Longtime Annapolis resident Steve Kaii-Ziegler started his new position as the county’s director of the Office of Planning and Zoning on July 31 and immediately got acquainted with Severna Park residents during a special town hall meeting held the next day at Severna Park High School.
Kaii-Ziegler took over from former Planning and Zoning Director Phil Hager, who was appointed in July 2017, after succeeding Larry Tom, who retired after serving nearly a decade in the position.
“I am absolutely thrilled to be here and to bring my experience home to Anne Arundel County,” said Kaii-Ziegler, who has worked in this field for four other Maryland counties, but never in Anne Arundel County before now.
Kaii-Ziegler brings nearly three decades of experience leading planning efforts in Charles, Frederick, Harford and Queen Anne’s counties. He has also held positions with the Maryland-National Capital Park and Planning Commission and with the City of Alexandria, Virginia.
So far, he has been busy getting accustomed to his new position. In addition to meeting with the public, he is still getting to know the Planning and Zoning team. “I love meeting people, and I’ve been impressed with the staff,” he said. “It’s a very dedicated staff, and I am very pleased with that.”

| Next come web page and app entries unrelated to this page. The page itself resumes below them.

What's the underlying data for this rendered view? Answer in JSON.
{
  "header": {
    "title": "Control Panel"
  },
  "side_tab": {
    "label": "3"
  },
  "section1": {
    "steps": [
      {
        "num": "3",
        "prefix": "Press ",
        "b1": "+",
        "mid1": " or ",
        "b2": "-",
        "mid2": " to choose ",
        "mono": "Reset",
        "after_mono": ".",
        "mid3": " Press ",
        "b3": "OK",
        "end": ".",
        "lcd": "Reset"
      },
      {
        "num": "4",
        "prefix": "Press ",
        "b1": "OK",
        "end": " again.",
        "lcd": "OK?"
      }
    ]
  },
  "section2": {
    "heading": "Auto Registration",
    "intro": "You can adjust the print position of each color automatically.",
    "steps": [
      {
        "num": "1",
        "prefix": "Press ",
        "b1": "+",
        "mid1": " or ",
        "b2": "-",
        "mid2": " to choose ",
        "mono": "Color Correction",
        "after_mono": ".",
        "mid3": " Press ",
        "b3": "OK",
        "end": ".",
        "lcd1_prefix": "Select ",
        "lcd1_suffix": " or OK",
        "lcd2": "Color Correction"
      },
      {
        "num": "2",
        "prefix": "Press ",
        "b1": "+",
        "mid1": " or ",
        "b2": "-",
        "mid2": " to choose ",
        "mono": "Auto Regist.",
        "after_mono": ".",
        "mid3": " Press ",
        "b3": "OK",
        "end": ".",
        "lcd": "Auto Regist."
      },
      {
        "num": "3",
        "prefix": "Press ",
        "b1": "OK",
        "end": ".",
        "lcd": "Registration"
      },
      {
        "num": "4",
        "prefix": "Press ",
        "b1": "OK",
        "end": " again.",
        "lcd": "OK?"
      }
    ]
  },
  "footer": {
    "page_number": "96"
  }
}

Kaii-Ziegler said that his department is now in the unusual position of hiring more employees after years of reductions. “We’re ramping staff up and looking for office space,” he said.
The new director was pleased to say that he and County Executive Steuart Pittman share many of the same passions regarding land preservation, environmental protection and sustainable growth. “Many of my goals align with the county executive’s,” noted Kaii-Ziegler. “I met him for the first time a couple of months ago, and we had a fabulous conversation.”
The county is currently updating its General Development Plan while holding meetings with the Citizen Advisory Committee, a 13-member commission responsible for providing input to the Office of Planning Zoning. Kaii-Ziegler’s priority initiatives will be to orient the county to future small-area processes, comprehensive rezoning, and rewriting the zoning code. “It’s a lot of work to do over the next eight to 10 years,” he admitted.
From his extensive experience, Kaii-Ziegler knows that each jurisdiction is unique, but he hopes to identify inefficiencies and make adjustments. “We’re at the very early stages to how to do things better,” he acknowledged.
Kaii-Ziegler explained that his new framework of thinking is balancing the interests of all parties. His aim is to take a closer look at adopted policies, including the GDP, codes and ordinances. “Our elected officials adopted them, so it is important to carry them out,” he said. “We shouldn’t ignore any policies but make adjustments if needed.”
Kaii-Ziegler discussed his ideas on sustainable growth, including where and how to grow. His preference is to concentrate on redevelopment of underutilized sites as opposed to developing green fields. He also noted climate change is becoming a more prominent issue. Kaii-Ziegler enrolled in the climate education academy at the National Oceanic and Atmospheric Administration. “It’s a phenomenal educational program,” he touted. “Climate change will affect future plans and regulations. I want to orient staff to this area and adapt as best as we can.”
As for environmental protection, Kaii-Ziegler plans to evaluate environmental issues from a modification perspective. “A major goal of mine is to determine what we protect versus what we allow and be respectful of the laws to achieve the best balanced position for county land use.”